Has a broker or financial advisor asked to be a beneficiary in your will? Financial advisors should not be participating in a client’s estate.
Senators Catherine Cortez Masto, (D-Nev.), Mike Rounds, (R.-S.D.), Tina Smith, (D-Minn.) and Chris Van Hollen, (D-Md.) recently sent a formal letter to FINRA requesting that the agency draft and enact new regulations for both advisors and firms prohibiting them from receiving these types of inheritances, and requiring any inheritances to be forfeited. It also requests that the representatives and/or firms pay large fines, and restrict individuals from serving as financial advisors and representatives in the future. Current regulations allow brokers and financial representatives to accept inheritances from their clients. However, many brokerage firms prohibit the practice.
Stockbroker Conflict Of Interest
The senators’ letter and request comes after an April article in The Wall Street Journal detailing the case of Lawrence Mieras Jr. of American Portfolios Financial Services.

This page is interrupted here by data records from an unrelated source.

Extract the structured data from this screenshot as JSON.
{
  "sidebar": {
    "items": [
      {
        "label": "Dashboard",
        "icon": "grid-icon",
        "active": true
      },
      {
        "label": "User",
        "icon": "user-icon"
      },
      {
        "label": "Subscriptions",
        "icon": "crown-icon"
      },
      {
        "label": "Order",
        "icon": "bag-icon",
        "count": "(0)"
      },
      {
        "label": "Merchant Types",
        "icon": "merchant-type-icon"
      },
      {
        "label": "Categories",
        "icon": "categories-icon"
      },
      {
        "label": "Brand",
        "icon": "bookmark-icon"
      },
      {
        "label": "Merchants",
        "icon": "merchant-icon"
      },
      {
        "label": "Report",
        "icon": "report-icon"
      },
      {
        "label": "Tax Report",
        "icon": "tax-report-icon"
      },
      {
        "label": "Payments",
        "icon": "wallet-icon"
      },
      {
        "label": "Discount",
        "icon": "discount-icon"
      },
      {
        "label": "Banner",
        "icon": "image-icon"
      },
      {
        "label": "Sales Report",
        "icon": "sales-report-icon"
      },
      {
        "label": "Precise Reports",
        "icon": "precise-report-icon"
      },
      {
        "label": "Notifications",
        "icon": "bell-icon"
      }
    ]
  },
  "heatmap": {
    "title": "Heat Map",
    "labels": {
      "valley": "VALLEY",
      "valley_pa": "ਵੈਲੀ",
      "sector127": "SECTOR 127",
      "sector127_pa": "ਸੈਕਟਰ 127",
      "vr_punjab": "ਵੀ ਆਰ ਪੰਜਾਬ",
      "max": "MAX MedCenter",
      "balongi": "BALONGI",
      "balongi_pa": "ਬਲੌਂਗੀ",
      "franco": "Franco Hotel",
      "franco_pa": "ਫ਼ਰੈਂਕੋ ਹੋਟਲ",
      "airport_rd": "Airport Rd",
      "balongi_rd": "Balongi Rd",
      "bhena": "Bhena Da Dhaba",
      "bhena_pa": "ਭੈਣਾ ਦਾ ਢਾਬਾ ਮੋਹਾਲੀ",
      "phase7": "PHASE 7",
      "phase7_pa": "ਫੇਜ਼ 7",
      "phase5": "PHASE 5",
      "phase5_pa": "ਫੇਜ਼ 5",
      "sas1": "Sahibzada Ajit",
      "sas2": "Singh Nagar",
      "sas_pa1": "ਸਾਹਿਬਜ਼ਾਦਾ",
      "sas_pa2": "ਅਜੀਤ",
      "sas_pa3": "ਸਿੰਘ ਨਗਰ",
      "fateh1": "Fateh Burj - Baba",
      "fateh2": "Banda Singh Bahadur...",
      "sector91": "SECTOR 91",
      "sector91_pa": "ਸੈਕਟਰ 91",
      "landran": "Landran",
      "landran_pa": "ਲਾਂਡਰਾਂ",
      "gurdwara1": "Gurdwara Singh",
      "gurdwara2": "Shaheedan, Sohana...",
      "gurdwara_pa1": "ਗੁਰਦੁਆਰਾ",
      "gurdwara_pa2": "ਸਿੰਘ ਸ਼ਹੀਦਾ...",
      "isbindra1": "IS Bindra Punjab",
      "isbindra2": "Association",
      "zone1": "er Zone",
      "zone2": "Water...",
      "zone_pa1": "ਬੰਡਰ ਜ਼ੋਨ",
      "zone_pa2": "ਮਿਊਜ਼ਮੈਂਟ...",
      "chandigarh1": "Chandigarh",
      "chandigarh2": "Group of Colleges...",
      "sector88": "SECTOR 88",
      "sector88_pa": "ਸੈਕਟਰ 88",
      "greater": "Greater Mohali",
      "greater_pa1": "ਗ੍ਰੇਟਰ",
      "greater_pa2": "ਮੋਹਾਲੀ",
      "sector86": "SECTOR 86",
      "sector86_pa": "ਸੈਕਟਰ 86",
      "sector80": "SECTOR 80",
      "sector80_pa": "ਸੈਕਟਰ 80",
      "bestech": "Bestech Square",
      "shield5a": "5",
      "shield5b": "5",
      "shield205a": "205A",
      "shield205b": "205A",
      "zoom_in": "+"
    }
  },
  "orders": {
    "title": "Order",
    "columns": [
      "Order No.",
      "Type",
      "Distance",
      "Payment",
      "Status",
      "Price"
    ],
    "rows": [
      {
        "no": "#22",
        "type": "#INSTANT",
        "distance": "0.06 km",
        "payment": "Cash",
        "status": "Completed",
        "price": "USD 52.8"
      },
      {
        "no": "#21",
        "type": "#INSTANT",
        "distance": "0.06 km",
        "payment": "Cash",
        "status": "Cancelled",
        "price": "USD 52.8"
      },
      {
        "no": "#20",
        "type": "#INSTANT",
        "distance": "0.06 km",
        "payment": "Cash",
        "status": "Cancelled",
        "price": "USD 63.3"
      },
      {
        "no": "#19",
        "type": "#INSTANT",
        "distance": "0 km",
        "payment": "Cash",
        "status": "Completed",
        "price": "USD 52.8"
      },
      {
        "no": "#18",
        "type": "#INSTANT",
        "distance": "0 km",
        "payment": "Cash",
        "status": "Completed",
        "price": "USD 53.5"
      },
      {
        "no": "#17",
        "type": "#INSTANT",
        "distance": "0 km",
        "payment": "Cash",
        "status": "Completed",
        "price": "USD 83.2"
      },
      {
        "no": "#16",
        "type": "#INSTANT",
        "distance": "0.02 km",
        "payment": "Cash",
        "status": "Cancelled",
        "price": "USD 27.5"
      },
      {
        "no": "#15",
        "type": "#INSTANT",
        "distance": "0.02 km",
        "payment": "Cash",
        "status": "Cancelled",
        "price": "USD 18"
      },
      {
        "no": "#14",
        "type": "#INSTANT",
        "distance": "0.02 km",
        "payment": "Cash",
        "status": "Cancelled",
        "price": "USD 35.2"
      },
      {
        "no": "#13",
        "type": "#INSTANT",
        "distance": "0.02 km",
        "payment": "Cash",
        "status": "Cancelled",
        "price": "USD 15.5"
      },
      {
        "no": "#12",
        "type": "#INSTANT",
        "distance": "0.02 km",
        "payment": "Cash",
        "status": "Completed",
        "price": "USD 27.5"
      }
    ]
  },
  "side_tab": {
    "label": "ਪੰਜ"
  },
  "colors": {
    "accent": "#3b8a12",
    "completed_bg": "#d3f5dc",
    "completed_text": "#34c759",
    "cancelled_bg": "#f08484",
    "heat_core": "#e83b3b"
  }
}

In 2017, Mieras inherited $500,000 from his elderly client, Addie Belle Jones, who died in 2016. His last visit to Ms. Jones was in a nursing home, where she was previously diagnosed with vascular dementia. Mieras visited her to get her signature on documents that would pay her investments out to her beneficiaries at the time of her death, and outside of the probate court process. Mieras was one of the beneficiaries.
Mieras failed to follow the firm’s policy of reporting any potential bequests that total over $100, and receive approval prior to receiving them. His superiors were not informed of this bequest until after he’d received the monies. Mieras’ attorney stated later that the firm had previously investigated the bequest and found that as her financial advisor for more than 20 years, it was appropriate for him to receive it.
Ms. Jones’s estate filed a complaint with FINRA, who found that there was some issue with Mieras and American Portfolios. FINRA did not rule against them, nor were any enforcement actions taken against Mieras or the firm.
Additionally, an insurance investigator with the Maryland Insurance Administration recommended that Mieras be barred, since Ms. Jones wasn’t competent to be able to sign the documents. The investigator was later overruled by the Maryland Insurance Administration. American Portfolios wasn’t even licensed to do business in Maryland at that time, because it failed to file the required annual reports.
The senators point out that this kind of activity is a conflict of interest, particularly in the case of elderly clients like Addie Belle Jones. Because they work closely with their clients to invest and protect their monies, brokers are in a unique position to have access and influence over clients. Financial abuse of elders and vulnerable adults is a difficult issue, particularly with those who are not in a position to give informed consent. The senators’ letter shines a light on the lack of regulation that allows elder financial abuse to occur, and requests that FINRA write regulations to correct this unusual situation.
Elder Financial Abuse Attorney
If you or a loved one is over 65 and have been defrauded by a broker or investment advisor, talk to us. Silver Law Group represents investors in securities and investment fraud cases, as well as elder financial abuse cases. Our lawyers are admitted to practice in New York and Florida and represent investors nationwide to help recover investment losses due to stockbroker misconduct. If you have any questions about how your account has been handled, call to speak with an experienced securities attorney. Most cases are handled on a contingent fee basis, meaning that you won’t owe us until we recover your money for you. Contact us today and let us know how we can help.